But what about the chassis? Honda is keen to spout the benefits of their flex-frame technology, designed to allow a certain amount of give in the chassis when the bike is leaned over and hits a bump. If you think about it, suspension is designed to take shocks when the bike is upright (that’s the direction in which it compresses). However, as you lean the bike over, less of the force is absorbed by the suspension and more of it is applied at a tangent, effectively lifting the bike off the road. By allowing some flex in the frame in this direction, you allow some of this force to be absorbed, and so (hopefully) prevent that nasty lifting action.

Sounds reasonable, but I found the track to be too smooth to test this, and I never went mad enough on the road either, so I wouldn’t like to testify to this one. I will testify however, that compared to the old 900RR of several years ago, it has totally eliminated that scary twitch at the front that always threatened to put you in the mother of all tankslappers and then into the ditch.

Actually, maybe not totally, as one Cycle Canada journalist found out after he got it to do just that, although knowing Piero’s riding style I’d hazard a guess that that was under about as an extreme a condition as it would ever experience. Still, although Honda would rather have pins stuck in their eyes than admit that a steering damper would be a good idea, extreme riding conditions might benefit from one.

Overall, I was really quite impressed with my first very brief contact with the new CBR954RR. Honda seem to have done a very good job at making this bike street and user friendly. The motor makes more than enough power, and it delivers it in a usable linear fashion, but with great urgency, that either excites or scares you shitless, or both. Thankfully, the excellent brakes and reliable chassis will help get you out of most overly aggressive situations.

But is it a better buy than the R1 or Gixxer 1000? That still depends on how important bragging rights are to you. If you can look beyond that and fancy something with more all round usability, then the 954 might be just right up your ally. If you can’t, then the R1 and Gixxer are probably better suited, but you might want to cancel that Playboy subscription!

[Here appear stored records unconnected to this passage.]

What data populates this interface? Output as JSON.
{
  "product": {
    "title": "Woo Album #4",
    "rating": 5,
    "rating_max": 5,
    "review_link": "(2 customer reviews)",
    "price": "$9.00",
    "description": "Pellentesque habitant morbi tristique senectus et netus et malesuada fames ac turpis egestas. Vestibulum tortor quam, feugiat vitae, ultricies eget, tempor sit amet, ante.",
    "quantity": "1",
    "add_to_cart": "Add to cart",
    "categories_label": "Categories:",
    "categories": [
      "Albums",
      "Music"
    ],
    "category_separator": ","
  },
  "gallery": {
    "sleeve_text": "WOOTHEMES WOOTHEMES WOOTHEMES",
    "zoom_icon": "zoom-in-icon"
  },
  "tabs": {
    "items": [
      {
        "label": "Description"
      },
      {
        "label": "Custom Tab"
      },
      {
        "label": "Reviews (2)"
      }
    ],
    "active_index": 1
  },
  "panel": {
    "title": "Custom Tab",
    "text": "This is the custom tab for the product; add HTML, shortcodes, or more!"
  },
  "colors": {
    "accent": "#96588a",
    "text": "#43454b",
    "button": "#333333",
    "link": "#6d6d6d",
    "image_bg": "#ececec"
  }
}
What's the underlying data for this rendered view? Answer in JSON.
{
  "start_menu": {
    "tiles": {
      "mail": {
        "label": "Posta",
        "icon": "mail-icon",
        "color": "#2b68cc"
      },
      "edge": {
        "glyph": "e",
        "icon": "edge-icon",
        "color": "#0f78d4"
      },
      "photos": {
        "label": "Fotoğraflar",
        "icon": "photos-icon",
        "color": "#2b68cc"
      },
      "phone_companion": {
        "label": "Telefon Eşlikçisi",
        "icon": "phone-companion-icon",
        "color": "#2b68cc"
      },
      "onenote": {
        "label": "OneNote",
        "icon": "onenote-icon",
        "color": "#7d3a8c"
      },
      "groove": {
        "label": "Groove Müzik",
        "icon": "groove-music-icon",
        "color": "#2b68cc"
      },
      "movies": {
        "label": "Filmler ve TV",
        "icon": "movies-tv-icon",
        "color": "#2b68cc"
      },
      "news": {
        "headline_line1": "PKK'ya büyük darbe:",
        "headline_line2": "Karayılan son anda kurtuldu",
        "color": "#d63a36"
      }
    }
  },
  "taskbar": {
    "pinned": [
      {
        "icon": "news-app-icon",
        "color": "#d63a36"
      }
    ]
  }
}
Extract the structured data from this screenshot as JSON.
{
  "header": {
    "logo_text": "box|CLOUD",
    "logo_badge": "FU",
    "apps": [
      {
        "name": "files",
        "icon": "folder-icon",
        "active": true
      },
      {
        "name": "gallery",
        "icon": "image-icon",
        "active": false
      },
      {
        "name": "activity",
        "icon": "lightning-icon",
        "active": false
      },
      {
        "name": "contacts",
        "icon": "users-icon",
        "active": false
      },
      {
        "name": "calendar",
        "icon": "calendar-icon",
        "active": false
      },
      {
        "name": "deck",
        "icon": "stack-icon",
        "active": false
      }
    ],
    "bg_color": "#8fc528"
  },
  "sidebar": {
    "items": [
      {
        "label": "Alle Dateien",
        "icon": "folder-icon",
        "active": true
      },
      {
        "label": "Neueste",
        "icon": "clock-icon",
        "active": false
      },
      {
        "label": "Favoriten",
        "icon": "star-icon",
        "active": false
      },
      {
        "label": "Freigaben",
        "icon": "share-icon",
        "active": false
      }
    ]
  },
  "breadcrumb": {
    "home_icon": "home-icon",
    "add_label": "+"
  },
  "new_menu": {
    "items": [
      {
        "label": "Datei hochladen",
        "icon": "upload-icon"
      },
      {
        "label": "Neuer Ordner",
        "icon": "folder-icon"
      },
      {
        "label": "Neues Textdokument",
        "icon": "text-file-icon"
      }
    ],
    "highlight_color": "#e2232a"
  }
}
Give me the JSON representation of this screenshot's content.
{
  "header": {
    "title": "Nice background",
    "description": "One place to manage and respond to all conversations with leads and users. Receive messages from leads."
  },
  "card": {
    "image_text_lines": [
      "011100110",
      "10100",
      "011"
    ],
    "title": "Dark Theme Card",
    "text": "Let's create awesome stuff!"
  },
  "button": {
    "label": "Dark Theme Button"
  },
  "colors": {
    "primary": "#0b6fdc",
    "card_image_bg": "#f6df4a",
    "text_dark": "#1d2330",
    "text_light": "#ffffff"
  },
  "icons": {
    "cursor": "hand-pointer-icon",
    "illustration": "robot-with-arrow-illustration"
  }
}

Rear shock is adjustable for ride height.
The new pressed and extruded swingarm is a work of art
Front brakes are excellent.
Display is simple and to the point.









Engine type

Inline four, DOHC, liquid cooled


PGM Fuel injection

Final drive

Six speed, chain drive

Tires, front

120/70 ZR17

Tires, rear

190/50 ZR17

Brakes, front

Dual 330 mm discs with four-piston calipers

Brakes, rear

Single 220 mm disc with single-piston caliper

Seat height

822 mm (32.4″)


1395 mm (54.9″)

Dry weight

168 Kg (370 lbs) (claimed)

Canadian colours

Red/Black, Silver/Black


Join the conversation!